YOUR INSTRUCTIONS:
Images are not part of the copy; write out the rest of the data exactly as given.

(Web page and app entries)
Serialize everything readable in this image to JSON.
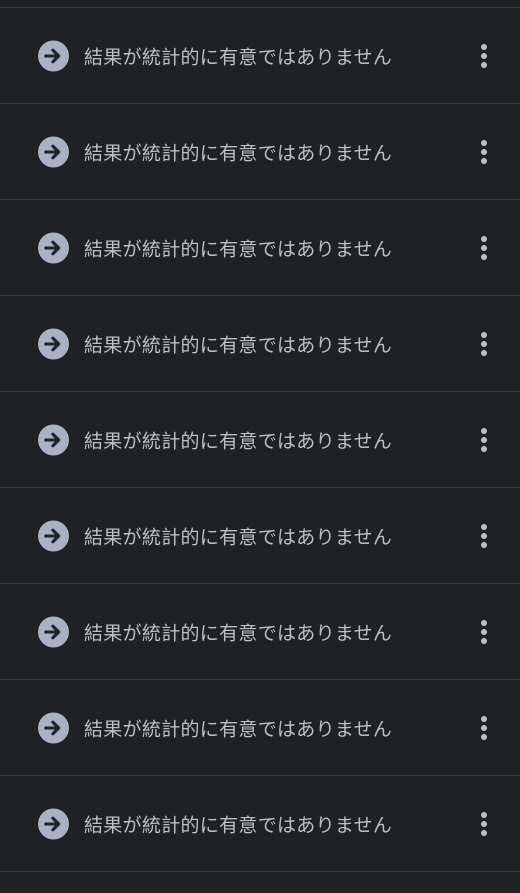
{
  "list": {
    "items": [
      {
        "label": "結果が統計的に有意ではありません",
        "icon": "arrow-right-circle-icon",
        "menu_icon": "more-vert-icon"
      },
      {
        "label": "結果が統計的に有意ではありません",
        "icon": "arrow-right-circle-icon",
        "menu_icon": "more-vert-icon"
      },
      {
        "label": "結果が統計的に有意ではありません",
        "icon": "arrow-right-circle-icon",
        "menu_icon": "more-vert-icon"
      },
      {
        "label": "結果が統計的に有意ではありません",
        "icon": "arrow-right-circle-icon",
        "menu_icon": "more-vert-icon"
      },
      {
        "label": "結果が統計的に有意ではありません",
        "icon": "arrow-right-circle-icon",
        "menu_icon": "more-vert-icon"
      },
      {
        "label": "結果が統計的に有意ではありません",
        "icon": "arrow-right-circle-icon",
        "menu_icon": "more-vert-icon"
      },
      {
        "label": "結果が統計的に有意ではありません",
        "icon": "arrow-right-circle-icon",
        "menu_icon": "more-vert-icon"
      },
      {
        "label": "結果が統計的に有意ではありません",
        "icon": "arrow-right-circle-icon",
        "menu_icon": "more-vert-icon"
      },
      {
        "label": "結果が統計的に有意ではありません",
        "icon": "arrow-right-circle-icon",
        "menu_icon": "more-vert-icon"
      }
    ]
  },
  "colors": {
    "background": "#202124",
    "divider": "#3c4043",
    "text": "#bdc1c6",
    "icon_fill": "#a8b0c2",
    "icon_arrow": "#202124"
  }
}
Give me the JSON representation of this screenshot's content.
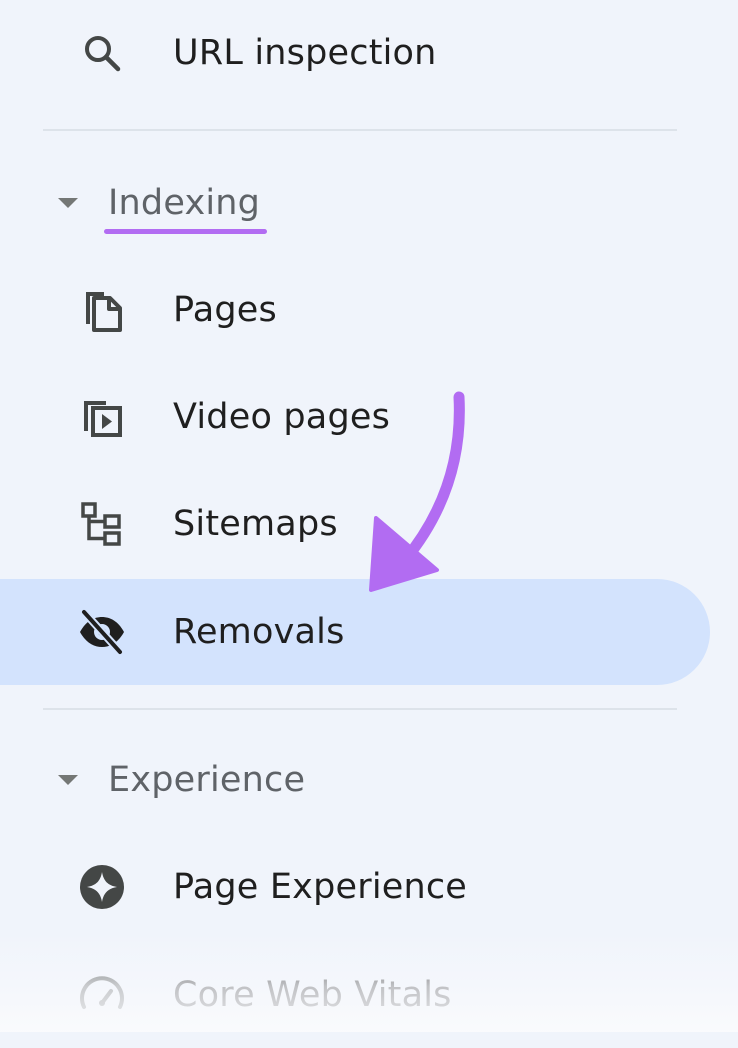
{
  "nav": {
    "url_inspection": {
      "label": "URL inspection",
      "icon": "search-icon"
    },
    "indexing": {
      "label": "Indexing",
      "underline_color": "#b26cf2",
      "items": [
        {
          "label": "Pages",
          "icon": "pages-icon"
        },
        {
          "label": "Video pages",
          "icon": "video-pages-icon"
        },
        {
          "label": "Sitemaps",
          "icon": "sitemaps-icon"
        },
        {
          "label": "Removals",
          "icon": "eye-off-icon",
          "selected": true
        }
      ]
    },
    "experience": {
      "label": "Experience",
      "items": [
        {
          "label": "Page Experience",
          "icon": "page-experience-icon"
        },
        {
          "label": "Core Web Vitals",
          "icon": "speedometer-icon"
        }
      ]
    }
  },
  "colors": {
    "background": "#f0f4fb",
    "selected_background": "#d3e3fd",
    "text": "#1f1f1f",
    "section_text": "#5f6368",
    "icon": "#444746",
    "annotation_arrow": "#b26cf2"
  }
}
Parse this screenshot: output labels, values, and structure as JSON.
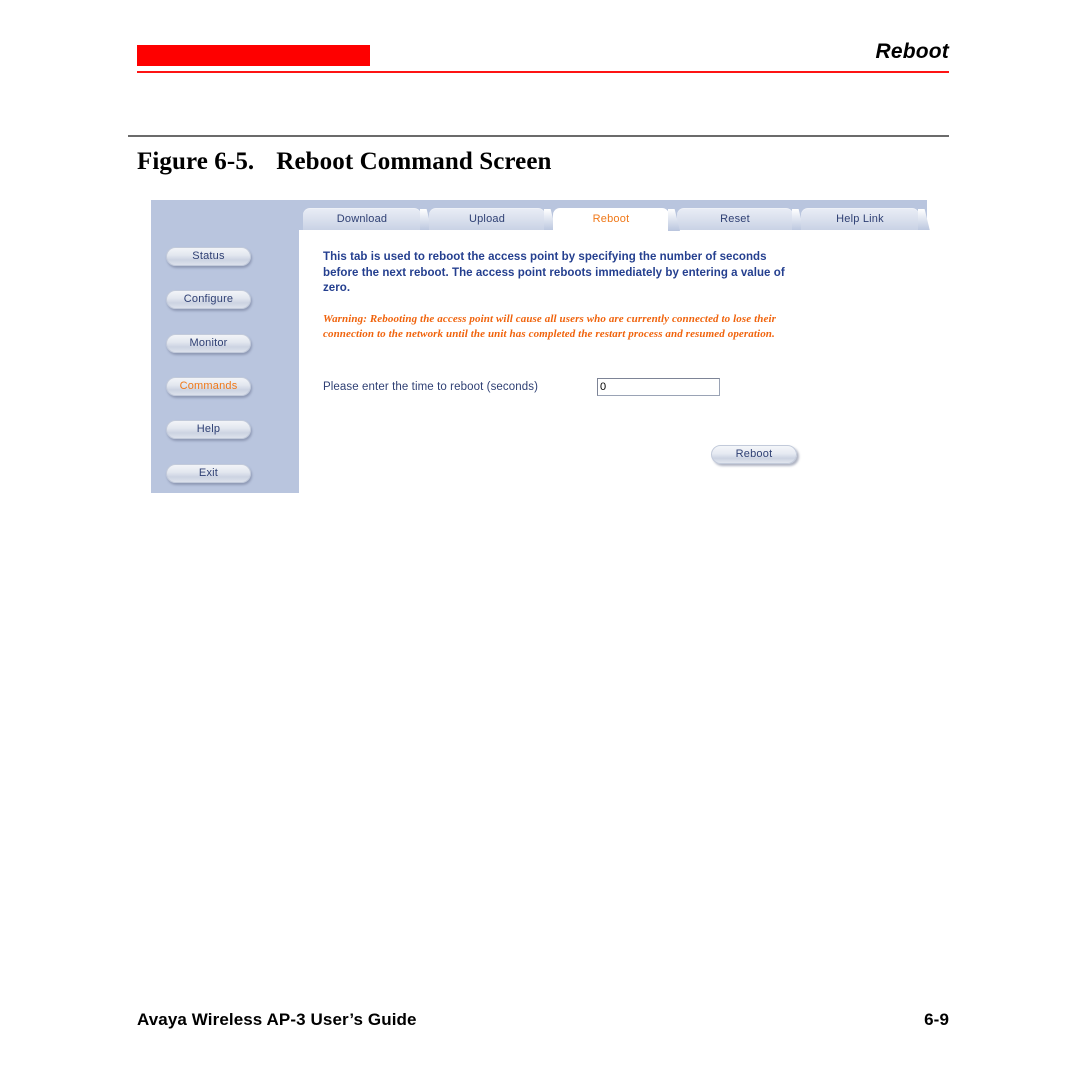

RESPONSE:
Serialize everything readable in this image to JSON.
{
  "list": {
    "items": [
      {
        "label": "結果が統計的に有意ではありません",
        "icon": "arrow-right-circle-icon",
        "menu_icon": "more-vert-icon"
      },
      {
        "label": "結果が統計的に有意ではありません",
        "icon": "arrow-right-circle-icon",
        "menu_icon": "more-vert-icon"
      },
      {
        "label": "結果が統計的に有意ではありません",
        "icon": "arrow-right-circle-icon",
        "menu_icon": "more-vert-icon"
      },
      {
        "label": "結果が統計的に有意ではありません",
        "icon": "arrow-right-circle-icon",
        "menu_icon": "more-vert-icon"
      },
      {
        "label": "結果が統計的に有意ではありません",
        "icon": "arrow-right-circle-icon",
        "menu_icon": "more-vert-icon"
      },
      {
        "label": "結果が統計的に有意ではありません",
        "icon": "arrow-right-circle-icon",
        "menu_icon": "more-vert-icon"
      },
      {
        "label": "結果が統計的に有意ではありません",
        "icon": "arrow-right-circle-icon",
        "menu_icon": "more-vert-icon"
      },
      {
        "label": "結果が統計的に有意ではありません",
        "icon": "arrow-right-circle-icon",
        "menu_icon": "more-vert-icon"
      },
      {
        "label": "結果が統計的に有意ではありません",
        "icon": "arrow-right-circle-icon",
        "menu_icon": "more-vert-icon"
      }
    ]
  },
  "colors": {
    "background": "#202124",
    "divider": "#3c4043",
    "text": "#bdc1c6",
    "icon_fill": "#a8b0c2",
    "icon_arrow": "#202124"
  }
}
Give me the JSON representation of this screenshot's content.
{
  "nav": {
    "url_inspection": {
      "label": "URL inspection",
      "icon": "search-icon"
    },
    "indexing": {
      "label": "Indexing",
      "underline_color": "#b26cf2",
      "items": [
        {
          "label": "Pages",
          "icon": "pages-icon"
        },
        {
          "label": "Video pages",
          "icon": "video-pages-icon"
        },
        {
          "label": "Sitemaps",
          "icon": "sitemaps-icon"
        },
        {
          "label": "Removals",
          "icon": "eye-off-icon",
          "selected": true
        }
      ]
    },
    "experience": {
      "label": "Experience",
      "items": [
        {
          "label": "Page Experience",
          "icon": "page-experience-icon"
        },
        {
          "label": "Core Web Vitals",
          "icon": "speedometer-icon"
        }
      ]
    }
  },
  "colors": {
    "background": "#f0f4fb",
    "selected_background": "#d3e3fd",
    "text": "#1f1f1f",
    "section_text": "#5f6368",
    "icon": "#444746",
    "annotation_arrow": "#b26cf2"
  }
}
Parse this screenshot: output labels, values, and structure as JSON.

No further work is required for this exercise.